Once again, we meet Zaccheus who, due to his short stature, was unable to get a glimpse of Jesus walking nearby. He wasn’t getting the whole picture but he wanted to!

Lots of times we miss Christ in our midst, don’t we? It may be because we’re “short” on time, patience, faith, attention, courage, peace, desire … you name it.

Zaccheus may have been physically short, but he was tall in will and intention to see Jesus. The trees became his tools not his obstacles.


In our first reading, Eleazar was a giant in the virtues necessary to “see beyond the trees” of his current circumstances. A more spiritually short-sighted person might have succumbed to the temptation to save himself at the cost of his faith and witness.

But Eleazar’s faith was long, both in years and in depth. He kept the eyes of his heart focused on that faith and was delivered beyond any short-sighted choices.

It’s hard sometimes to see the forest beyond the trees – to direct our choices, attitudes and actions by a vision we glimpse only on the tippy toes of faith and prayer.

Perhaps these two God-seekers can inspire us today by their courage, steadfastness and faith to always live within God’s long eternal vision for us.

Music:  Turn Your Eyes Upon Jesus – Hillsong

Climb the Tree! Ignore the Haters!

Thirty-first Sunday in Ordinary Time

November 3, 2019

Click here for readings

Today, in Mercy, our readings are all rooted in Mercy. The beautifully literate Book of Wisdom delights us with its poetry and heartfelt understanding of God’s “imperishable “ love for us. Think about it! The passage, written very near the time of Christ, is intended to assure us that God’s mercy will save and embrace us.

In our second reading, Paul assures the Thessalonians that this mercy has indeed been given to them in the person of Jesus Christ. Through Christ they are, as we are, called to be Mercy in the world in Christ’s name.

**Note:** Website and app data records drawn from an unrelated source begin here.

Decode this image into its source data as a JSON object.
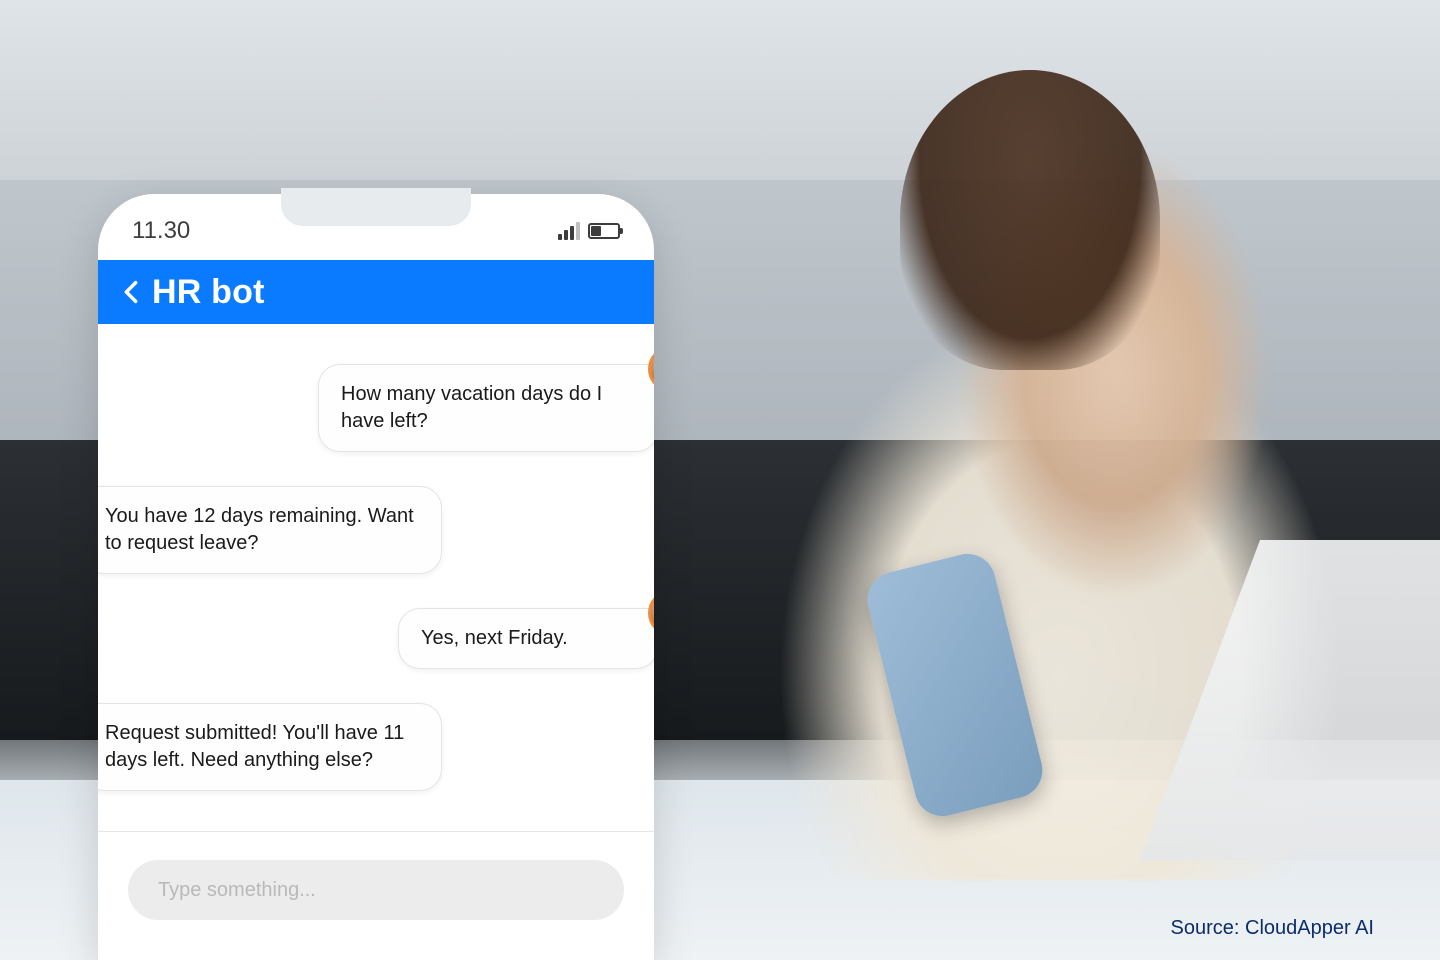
{
  "statusbar": {
    "time": "11.30",
    "signal_icon": "signal-icon",
    "battery_icon": "battery-icon"
  },
  "header": {
    "title": "HR bot",
    "back_icon": "chevron-left-icon"
  },
  "chat": {
    "messages": [
      {
        "role": "user",
        "text": "How many vacation days do I have left?"
      },
      {
        "role": "bot",
        "text": "You have 12 days remaining. Want to request leave?"
      },
      {
        "role": "user",
        "text": "Yes, next Friday."
      },
      {
        "role": "bot",
        "text": "Request submitted! You'll have 11 days left. Need anything else?"
      }
    ],
    "input_placeholder": "Type something..."
  },
  "avatars": {
    "user_icon": "user-avatar",
    "bot_icon": "chatbot-icon"
  },
  "credit": "Source: CloudApper AI",
  "colors": {
    "header_bg": "#0a7bff",
    "bot_avatar_bg": "#e23e12"
  }
}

But Paul adds a little warning. Apparently there are some conspiracy theorists floating around trying to scare people about the final coming. (Oh, Lord — ever present!) They are even forging Paul’s name to spread their crazy havoc.

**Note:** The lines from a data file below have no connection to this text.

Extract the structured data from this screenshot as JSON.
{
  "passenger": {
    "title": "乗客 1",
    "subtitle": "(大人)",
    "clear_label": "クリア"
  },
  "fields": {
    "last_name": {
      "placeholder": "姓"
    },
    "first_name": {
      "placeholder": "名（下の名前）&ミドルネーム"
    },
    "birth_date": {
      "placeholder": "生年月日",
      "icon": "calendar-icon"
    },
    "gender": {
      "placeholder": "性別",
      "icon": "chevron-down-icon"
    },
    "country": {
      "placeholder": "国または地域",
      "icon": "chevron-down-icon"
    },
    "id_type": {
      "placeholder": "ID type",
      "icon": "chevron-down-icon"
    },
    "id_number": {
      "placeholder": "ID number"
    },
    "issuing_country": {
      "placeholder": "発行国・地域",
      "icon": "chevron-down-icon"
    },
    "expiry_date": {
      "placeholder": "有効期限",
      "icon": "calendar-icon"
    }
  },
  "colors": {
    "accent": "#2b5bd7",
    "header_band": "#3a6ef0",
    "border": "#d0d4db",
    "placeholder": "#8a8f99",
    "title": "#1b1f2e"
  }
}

Religion will always have distorters who pull out and exaggerate certain threads of doctrine, often opposed to the core message of Mercy. They do this to gain control over others and to advance themselves. Every sacred religion, from Catholicism to Islam, has been manhandled by opportunists who use it to advance their own agendas.

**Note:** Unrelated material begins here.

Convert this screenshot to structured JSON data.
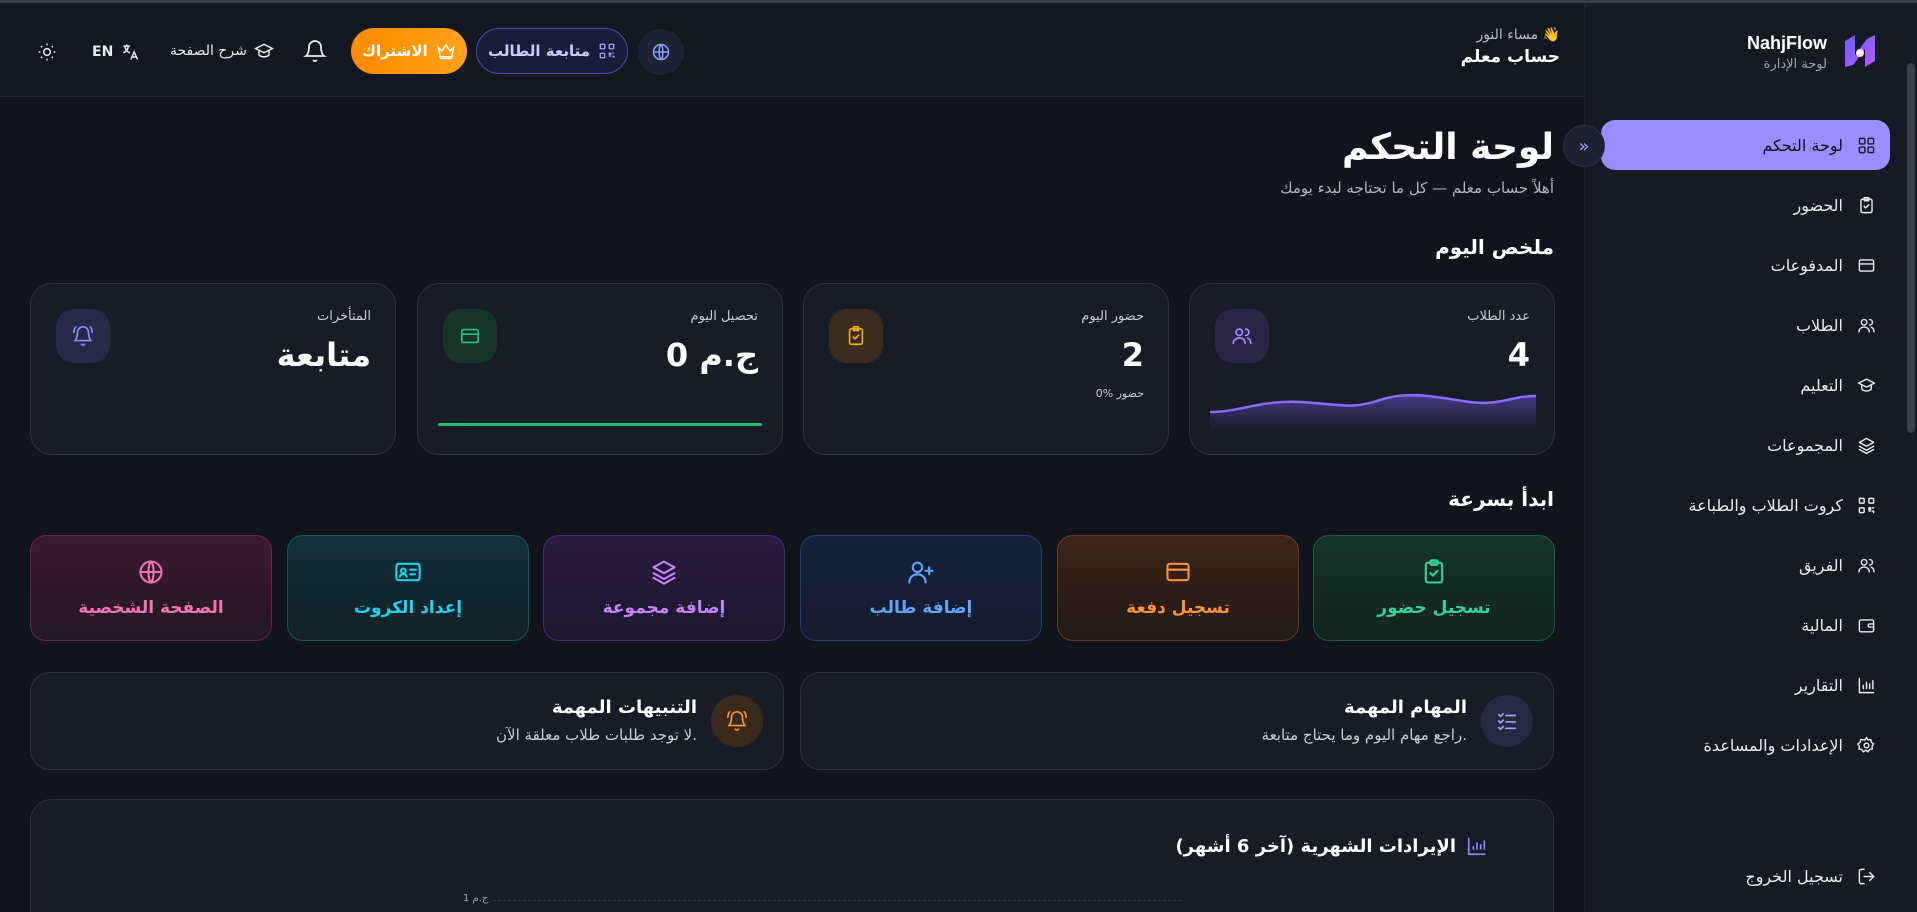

But Paul says to cling to the truth: our ever-merciful God loves us, no matter our deficiencies, and welcomes our repentance.

Zaccheus, whom we meet in today’s Gospel, did not succumb to the distorters who branded him an irredeemable sinner. He opened his heart to Jesus in sincerity and enthusiasm. He changed his life because he believed in the full truth of the Gospel: Christ came for us sinners.

zccheusJPG
Notice how Zaccheus in hidden in the tree. Are there ways in which we re hiding form the full truth and love of Christ?

Like Zaccheus, a man “deficient” in height, maybe we need to “climb a tree” of prayer and repentance today to take a full-hearted look at the power of God passing through our lives. May we never let the opportunity for Mercy – either to receive or to give it – pass us by.

Music:  Zaccheus – Medical Mission Sisters (Oldie but goodie — love the dedicated nuns! How much good they have done in a suffering world!)